Female, Switzerland, June 2013

Nickerl's fritillary

Female, Switzerland, June 2013

Melitaea aurelia

Male, Switzerland, April 2017

Nickerl's fritillary

Male, Switzerland, May 2012

Nickerl's fritillary

Female, Switzerland, May 2011

Nickerl's fritillary

Male, Switzerland, May 2011

Nickerl's fritillary - Melitaea aurelia

Switzerland, May 2011

Nickerl's fritillary - Melitaea aurelia

Switzerland, May 2011

Switzerland, May 2009
(thanks to Jerry for help editing this picture)


Switzerland, May 2009

Switzerland, May 2009

Switzerland, May 2009

Melitaea aurelia distribution

Distribution

This fritillary is widespread but local, and in Switzerland rather scarce. I only know it from one site, though I am aware of others. At this site - several adjacent grassy meadows at about 900m - it is quite common in May and June and I don't really know what is so special about the habitat just here. The meadows are mostly cut for hay (though some are grazed by goats) but this is quite normal in the Alps. I have a suspicion Nickerl's fritillary is simply not very good at dispersing. It doesn't fly in other meadows nearby, separated by a wooded escarpment and a road but in many respects similar, and it may be this is just a very sedentary butterfly, slow to respond to changing cycles of land use.

Identification is not always easy.
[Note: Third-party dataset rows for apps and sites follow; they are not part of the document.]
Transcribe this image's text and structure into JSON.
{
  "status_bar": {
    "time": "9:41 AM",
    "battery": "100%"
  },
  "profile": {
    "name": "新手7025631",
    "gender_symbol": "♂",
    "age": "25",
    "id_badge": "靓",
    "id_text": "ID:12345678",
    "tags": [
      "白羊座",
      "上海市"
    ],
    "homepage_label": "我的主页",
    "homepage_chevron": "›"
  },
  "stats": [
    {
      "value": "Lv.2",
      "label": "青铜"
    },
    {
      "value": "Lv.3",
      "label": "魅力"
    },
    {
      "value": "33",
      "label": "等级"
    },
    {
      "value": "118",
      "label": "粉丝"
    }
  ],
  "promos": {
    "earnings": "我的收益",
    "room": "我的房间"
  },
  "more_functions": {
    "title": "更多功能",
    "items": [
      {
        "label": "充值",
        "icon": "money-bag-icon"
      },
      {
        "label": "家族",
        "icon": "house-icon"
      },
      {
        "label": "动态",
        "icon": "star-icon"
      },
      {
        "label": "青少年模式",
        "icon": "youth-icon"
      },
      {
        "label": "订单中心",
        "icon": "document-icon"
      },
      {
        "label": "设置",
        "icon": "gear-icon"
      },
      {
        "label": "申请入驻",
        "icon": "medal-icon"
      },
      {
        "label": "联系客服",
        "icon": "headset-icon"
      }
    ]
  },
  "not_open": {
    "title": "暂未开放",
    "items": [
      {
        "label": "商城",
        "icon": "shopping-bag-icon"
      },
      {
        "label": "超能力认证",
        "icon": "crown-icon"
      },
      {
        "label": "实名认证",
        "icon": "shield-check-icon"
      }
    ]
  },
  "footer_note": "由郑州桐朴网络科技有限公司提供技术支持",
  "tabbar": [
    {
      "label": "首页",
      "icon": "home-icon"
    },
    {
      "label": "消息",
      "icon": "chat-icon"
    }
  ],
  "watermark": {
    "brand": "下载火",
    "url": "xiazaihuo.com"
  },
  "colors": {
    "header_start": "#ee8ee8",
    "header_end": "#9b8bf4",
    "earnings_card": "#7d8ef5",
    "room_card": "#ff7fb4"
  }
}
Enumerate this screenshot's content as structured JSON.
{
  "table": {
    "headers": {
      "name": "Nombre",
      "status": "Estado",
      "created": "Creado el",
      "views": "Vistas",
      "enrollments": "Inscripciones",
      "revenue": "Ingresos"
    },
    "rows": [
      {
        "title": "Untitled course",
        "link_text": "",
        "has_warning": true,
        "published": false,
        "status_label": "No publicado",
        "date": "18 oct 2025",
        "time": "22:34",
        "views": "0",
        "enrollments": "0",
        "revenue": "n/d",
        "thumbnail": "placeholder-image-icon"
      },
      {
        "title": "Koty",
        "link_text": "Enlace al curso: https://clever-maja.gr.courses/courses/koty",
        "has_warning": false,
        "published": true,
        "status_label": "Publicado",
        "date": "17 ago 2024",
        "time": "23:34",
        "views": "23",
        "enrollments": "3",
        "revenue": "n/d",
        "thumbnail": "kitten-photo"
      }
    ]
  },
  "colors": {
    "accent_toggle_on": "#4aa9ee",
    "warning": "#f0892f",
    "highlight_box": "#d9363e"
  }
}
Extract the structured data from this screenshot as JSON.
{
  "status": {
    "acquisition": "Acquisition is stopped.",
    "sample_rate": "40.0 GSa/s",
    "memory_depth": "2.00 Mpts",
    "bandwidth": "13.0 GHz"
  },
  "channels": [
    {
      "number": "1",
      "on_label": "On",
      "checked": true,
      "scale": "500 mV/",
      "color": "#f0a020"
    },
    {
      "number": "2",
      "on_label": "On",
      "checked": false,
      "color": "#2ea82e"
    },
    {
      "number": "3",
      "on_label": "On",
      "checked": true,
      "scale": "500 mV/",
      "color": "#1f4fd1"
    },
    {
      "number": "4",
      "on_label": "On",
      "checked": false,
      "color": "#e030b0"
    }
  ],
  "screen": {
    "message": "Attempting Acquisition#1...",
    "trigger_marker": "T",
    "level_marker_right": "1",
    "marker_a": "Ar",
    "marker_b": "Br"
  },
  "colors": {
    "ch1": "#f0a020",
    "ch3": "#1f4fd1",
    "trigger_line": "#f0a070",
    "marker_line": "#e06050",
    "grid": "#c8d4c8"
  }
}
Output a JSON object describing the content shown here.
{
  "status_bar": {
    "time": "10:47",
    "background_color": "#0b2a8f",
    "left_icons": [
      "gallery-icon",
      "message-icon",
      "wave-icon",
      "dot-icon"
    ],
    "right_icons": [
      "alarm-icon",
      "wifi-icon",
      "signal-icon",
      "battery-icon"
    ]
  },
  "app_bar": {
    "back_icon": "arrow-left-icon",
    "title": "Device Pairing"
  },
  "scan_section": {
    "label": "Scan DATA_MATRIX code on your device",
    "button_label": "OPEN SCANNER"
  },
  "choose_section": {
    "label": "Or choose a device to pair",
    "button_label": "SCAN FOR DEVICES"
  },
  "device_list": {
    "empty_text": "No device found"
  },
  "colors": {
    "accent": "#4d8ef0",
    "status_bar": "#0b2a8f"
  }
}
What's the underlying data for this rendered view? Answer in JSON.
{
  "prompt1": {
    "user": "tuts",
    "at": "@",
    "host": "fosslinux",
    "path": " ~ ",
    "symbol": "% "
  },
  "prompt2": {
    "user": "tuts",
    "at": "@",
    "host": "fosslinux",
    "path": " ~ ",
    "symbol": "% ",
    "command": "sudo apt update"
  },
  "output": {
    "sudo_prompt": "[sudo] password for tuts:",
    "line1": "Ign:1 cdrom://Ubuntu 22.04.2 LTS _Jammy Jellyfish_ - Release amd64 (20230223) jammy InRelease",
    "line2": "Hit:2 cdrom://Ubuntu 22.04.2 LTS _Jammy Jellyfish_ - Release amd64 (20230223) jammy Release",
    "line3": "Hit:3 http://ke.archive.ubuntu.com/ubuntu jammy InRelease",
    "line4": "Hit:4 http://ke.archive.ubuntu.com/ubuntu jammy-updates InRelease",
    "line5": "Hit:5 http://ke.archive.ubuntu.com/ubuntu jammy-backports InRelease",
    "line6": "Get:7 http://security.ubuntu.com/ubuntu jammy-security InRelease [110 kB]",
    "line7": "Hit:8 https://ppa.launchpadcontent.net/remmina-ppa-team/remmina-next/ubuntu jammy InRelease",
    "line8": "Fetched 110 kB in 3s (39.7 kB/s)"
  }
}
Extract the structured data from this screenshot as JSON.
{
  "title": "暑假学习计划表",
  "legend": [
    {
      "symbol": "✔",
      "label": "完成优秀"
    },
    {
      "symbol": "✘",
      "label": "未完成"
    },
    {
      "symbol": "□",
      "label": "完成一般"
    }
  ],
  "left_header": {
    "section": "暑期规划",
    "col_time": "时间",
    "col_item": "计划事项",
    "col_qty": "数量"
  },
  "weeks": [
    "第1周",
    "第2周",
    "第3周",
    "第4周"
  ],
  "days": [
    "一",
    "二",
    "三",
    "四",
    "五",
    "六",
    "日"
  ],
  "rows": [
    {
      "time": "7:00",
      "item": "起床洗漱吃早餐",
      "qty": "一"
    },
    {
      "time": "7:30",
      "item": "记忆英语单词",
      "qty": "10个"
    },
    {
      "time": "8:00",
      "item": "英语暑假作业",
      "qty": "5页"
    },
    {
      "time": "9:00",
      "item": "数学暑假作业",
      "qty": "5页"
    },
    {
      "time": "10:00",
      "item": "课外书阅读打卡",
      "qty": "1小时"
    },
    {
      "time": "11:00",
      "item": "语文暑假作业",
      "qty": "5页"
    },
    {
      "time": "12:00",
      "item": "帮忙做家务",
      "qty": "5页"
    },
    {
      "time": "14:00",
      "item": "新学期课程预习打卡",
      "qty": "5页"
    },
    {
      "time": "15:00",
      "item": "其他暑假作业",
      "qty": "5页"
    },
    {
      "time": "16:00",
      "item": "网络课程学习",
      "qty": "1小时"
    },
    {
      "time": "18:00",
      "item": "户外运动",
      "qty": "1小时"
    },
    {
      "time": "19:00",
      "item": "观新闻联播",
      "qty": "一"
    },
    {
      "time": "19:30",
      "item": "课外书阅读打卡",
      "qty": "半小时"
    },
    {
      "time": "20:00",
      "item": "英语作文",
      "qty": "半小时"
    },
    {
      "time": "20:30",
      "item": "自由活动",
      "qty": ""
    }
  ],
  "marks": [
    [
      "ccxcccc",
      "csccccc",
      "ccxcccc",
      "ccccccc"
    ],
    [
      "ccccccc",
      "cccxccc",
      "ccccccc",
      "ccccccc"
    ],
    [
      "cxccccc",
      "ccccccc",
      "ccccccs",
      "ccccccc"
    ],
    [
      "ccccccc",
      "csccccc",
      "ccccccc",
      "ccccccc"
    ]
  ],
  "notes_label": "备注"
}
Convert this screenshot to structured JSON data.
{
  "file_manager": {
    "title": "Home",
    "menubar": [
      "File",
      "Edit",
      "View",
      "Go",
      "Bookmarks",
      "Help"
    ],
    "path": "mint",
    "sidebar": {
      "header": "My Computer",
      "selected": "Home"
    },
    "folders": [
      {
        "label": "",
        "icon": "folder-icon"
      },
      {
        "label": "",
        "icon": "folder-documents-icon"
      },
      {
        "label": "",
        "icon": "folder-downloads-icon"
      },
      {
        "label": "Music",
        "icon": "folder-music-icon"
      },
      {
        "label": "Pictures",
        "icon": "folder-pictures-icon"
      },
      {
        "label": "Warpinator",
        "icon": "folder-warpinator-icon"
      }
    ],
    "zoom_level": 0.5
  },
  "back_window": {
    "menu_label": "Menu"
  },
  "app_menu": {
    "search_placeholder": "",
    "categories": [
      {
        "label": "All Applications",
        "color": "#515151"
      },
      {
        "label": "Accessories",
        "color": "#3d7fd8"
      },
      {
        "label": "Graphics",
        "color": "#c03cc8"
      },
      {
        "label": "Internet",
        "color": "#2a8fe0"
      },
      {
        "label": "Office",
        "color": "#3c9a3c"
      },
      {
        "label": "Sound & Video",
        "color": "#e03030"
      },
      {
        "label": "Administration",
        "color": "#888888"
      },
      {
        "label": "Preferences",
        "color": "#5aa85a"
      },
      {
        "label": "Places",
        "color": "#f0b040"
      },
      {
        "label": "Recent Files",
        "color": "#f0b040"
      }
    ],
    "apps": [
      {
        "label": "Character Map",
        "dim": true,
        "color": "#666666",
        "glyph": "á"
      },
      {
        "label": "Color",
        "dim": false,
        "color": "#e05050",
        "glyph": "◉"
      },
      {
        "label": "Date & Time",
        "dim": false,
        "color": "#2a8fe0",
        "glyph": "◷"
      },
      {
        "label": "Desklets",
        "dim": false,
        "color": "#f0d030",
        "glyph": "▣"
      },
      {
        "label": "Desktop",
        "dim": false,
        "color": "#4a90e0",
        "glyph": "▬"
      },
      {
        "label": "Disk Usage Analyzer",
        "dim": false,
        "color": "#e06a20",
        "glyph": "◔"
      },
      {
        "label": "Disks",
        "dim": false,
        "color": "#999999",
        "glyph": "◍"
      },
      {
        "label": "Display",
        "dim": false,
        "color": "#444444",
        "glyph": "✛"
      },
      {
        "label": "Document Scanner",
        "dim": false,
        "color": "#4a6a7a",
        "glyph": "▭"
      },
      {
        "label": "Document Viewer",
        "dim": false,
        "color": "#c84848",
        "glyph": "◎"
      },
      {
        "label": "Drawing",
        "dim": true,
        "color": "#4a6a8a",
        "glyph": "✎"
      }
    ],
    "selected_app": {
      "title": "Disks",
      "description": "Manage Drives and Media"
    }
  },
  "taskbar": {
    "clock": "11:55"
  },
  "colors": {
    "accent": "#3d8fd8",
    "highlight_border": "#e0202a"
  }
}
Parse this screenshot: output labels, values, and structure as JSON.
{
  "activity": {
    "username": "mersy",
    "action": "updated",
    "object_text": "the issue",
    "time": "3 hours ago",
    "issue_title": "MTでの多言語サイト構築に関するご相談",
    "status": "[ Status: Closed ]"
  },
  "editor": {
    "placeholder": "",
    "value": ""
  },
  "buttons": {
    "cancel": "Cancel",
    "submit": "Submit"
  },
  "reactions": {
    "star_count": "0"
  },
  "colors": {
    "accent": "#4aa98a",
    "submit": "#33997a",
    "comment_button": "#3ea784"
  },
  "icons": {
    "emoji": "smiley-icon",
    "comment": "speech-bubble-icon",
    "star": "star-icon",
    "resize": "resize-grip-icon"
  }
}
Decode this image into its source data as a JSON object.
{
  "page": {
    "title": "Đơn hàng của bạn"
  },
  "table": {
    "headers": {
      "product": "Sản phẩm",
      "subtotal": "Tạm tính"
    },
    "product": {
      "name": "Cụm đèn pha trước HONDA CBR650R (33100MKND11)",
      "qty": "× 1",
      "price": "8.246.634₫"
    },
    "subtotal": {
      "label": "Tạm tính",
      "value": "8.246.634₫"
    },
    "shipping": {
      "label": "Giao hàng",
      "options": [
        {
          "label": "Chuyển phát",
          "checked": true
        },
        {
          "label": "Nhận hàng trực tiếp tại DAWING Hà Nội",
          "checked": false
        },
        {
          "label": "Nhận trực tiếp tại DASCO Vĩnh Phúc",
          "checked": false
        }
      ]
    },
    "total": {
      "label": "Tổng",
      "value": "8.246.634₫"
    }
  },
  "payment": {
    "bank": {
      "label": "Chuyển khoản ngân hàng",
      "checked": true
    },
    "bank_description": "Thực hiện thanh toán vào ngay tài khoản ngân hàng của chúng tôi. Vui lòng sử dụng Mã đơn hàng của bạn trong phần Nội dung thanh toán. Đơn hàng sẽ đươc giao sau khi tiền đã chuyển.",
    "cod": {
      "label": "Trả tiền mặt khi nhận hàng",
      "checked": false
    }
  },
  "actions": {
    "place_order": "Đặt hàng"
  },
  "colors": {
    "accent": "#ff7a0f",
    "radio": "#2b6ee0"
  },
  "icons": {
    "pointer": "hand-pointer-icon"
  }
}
Nickerl's fritillary itself shows little variation and is quite distinctive when you get to know it, but the heath fritillary, which often flies in the same places, is far from constant, and sometimes its markings come close. I find the flight be helpful. Nickerl's fritillary is not a strong flier and tends to flap rather ineffectually around meadows rather than cruising over them like heath fritillaries. It is on average smaller and darker than a heath fritillary, another feature surprisingly evident in flight. The markings above are typically regular and gridlike and the pattern on the hindwing is characteristic (though sometimes heath fritillaries show a similar patten). Books refer to the colour between the two marginal lines on the underside, which is slightly darker than the colour of the lunules. I have seen heath fritillaries that also show this - and which I erroneously identified as Nickerl's fritillary when I relied on this character - so it should only be used to disprove Nickerl's when absent. On the other hand, it is a useful point of separation from Assmann's fritillary, which consistently has a still darker colour here. In other respects, Nickerl's fritillary is very similar to Assmann's.

The foodplant is ribwort plantain. The caterpillars feed and hibernate gregariously, then disperse in later instars before pupating. Adults fly in a single brood from May to August, though I have seen individuals in April in Switzerland and never later than mid-July. There are said to be two broods locally in Italy.